EXERCISE REQUIREMENTS >> Among the entries that follow, find the lines holding "Discover" and say how many there are, with no other words.
--- RECORDS SUPPLIED Enclosed Below ---
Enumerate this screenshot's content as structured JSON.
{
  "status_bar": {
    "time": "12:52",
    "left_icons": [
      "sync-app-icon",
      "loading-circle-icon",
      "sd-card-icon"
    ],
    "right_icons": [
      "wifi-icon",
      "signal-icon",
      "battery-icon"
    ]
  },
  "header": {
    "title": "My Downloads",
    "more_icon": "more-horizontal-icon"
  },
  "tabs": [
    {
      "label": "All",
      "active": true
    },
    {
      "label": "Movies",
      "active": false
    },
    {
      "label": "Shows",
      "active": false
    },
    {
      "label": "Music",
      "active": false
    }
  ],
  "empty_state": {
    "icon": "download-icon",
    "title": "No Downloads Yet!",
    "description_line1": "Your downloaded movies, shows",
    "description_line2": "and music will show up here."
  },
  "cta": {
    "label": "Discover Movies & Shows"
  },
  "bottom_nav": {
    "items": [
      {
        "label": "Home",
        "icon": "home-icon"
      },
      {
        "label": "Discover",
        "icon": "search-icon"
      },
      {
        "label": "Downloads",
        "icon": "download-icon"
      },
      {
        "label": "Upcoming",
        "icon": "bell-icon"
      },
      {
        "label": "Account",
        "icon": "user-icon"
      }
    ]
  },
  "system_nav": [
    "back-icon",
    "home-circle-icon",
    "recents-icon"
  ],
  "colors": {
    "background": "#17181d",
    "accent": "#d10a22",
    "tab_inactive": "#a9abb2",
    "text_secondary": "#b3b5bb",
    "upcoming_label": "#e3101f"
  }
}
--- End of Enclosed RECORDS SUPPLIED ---
EXERCISE RESULT >> 2